* Your task *
A complete answer includes every line below with the word "Rodrigues".

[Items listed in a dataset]
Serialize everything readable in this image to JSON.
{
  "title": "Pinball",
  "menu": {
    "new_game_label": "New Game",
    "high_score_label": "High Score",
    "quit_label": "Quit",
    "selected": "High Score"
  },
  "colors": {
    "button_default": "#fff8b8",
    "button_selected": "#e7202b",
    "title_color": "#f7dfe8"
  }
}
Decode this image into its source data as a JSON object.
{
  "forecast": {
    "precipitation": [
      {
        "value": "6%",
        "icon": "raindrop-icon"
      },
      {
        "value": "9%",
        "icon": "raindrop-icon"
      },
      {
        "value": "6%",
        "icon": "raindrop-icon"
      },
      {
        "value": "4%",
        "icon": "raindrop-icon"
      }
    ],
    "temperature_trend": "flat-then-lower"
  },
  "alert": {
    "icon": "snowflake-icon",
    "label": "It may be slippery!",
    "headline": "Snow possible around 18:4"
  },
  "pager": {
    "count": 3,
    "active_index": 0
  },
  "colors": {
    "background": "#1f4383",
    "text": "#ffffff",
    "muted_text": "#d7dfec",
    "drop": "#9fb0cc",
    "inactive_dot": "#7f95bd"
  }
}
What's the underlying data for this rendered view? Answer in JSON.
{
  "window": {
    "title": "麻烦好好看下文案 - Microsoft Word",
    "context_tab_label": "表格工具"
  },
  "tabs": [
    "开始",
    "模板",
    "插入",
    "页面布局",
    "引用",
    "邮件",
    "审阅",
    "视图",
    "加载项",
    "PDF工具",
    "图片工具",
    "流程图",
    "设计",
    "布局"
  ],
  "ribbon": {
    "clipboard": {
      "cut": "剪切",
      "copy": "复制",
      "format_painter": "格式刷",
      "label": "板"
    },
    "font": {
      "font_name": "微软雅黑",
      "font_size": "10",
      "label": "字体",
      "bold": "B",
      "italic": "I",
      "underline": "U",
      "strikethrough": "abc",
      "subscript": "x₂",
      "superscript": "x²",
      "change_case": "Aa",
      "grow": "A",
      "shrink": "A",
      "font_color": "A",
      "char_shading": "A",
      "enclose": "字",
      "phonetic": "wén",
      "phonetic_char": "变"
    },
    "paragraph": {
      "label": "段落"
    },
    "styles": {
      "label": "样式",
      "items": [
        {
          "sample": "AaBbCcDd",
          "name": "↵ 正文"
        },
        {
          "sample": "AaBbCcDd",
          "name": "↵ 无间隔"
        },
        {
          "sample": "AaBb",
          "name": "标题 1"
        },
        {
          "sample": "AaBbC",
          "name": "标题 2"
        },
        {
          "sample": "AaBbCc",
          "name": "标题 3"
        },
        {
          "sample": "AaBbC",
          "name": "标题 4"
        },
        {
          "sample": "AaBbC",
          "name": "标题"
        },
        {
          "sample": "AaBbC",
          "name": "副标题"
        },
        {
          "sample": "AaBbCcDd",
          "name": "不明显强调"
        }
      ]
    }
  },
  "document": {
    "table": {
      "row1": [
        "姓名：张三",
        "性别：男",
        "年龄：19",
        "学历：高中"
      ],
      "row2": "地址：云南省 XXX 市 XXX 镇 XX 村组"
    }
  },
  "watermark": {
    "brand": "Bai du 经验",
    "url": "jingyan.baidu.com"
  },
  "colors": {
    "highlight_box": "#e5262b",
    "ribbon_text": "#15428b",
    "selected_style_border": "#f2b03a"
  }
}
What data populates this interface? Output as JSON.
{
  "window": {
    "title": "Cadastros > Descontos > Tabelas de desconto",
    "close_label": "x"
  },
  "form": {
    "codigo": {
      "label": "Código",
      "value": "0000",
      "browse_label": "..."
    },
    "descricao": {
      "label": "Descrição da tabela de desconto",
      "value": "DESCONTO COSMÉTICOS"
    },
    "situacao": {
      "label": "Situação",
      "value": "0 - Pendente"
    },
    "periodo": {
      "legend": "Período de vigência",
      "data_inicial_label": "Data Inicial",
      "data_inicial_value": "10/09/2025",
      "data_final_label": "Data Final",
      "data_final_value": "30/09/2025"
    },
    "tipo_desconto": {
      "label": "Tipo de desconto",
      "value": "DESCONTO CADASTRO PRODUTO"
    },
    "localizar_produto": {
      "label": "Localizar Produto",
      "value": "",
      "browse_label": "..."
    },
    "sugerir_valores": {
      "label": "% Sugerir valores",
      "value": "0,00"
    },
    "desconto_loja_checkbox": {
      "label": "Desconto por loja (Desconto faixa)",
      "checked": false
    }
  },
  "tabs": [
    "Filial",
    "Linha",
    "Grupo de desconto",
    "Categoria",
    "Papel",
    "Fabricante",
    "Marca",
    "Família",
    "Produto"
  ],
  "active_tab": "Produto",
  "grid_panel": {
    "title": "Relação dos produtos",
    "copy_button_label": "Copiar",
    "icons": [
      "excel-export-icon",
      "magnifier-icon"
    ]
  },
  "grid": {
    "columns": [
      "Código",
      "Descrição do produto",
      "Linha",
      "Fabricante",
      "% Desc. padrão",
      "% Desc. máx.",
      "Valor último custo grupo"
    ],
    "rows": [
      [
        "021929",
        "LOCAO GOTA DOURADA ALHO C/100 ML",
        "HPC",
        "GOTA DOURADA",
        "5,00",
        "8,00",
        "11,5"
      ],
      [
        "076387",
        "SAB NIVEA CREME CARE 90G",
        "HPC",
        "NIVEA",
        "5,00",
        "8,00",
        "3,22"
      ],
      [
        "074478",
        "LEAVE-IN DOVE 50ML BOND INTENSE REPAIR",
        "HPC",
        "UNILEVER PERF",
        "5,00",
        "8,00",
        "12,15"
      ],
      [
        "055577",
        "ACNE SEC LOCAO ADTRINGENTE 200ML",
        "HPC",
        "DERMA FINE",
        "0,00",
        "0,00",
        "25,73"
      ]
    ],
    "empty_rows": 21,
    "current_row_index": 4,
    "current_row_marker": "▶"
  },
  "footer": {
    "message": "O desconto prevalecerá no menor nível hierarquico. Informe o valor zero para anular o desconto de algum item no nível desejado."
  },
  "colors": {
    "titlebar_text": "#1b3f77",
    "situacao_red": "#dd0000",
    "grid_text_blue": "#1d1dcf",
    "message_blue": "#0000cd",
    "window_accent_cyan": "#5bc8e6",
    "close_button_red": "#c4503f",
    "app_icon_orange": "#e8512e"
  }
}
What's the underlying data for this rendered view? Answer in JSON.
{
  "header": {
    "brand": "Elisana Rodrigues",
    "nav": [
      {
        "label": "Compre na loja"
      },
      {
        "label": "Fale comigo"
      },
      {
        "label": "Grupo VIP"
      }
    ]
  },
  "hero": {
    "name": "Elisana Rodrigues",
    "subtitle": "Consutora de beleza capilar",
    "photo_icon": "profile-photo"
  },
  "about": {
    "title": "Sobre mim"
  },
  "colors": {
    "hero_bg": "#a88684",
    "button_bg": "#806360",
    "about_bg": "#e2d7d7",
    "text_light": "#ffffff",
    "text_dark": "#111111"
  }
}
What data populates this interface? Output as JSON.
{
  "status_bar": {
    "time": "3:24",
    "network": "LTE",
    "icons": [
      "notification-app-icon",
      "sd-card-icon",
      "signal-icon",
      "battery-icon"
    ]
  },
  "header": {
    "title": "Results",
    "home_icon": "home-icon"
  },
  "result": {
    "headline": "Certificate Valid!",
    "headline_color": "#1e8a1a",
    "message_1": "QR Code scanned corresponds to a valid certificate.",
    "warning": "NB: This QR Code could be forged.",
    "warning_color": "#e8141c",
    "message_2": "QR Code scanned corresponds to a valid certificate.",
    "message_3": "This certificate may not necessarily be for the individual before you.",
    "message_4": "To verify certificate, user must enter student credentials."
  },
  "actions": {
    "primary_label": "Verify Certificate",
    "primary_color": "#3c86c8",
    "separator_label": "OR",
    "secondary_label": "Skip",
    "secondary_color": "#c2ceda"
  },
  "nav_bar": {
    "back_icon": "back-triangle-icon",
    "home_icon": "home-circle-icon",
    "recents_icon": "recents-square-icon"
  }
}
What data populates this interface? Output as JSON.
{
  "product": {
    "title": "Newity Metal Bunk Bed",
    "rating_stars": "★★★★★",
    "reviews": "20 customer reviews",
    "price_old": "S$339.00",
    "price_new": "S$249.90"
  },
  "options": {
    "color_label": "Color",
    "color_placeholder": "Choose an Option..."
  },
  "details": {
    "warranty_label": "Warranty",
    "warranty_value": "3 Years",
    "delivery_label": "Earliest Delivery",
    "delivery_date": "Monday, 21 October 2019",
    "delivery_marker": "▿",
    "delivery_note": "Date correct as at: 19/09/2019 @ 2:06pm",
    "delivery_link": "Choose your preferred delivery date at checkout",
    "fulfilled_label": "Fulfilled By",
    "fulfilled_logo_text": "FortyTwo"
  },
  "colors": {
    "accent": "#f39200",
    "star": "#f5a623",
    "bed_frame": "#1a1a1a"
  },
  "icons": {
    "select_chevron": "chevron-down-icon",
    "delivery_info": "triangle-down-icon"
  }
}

* Result of this exercise *
    "brand": "Elisana Rodrigues",
    "name": "Elisana Rodrigues",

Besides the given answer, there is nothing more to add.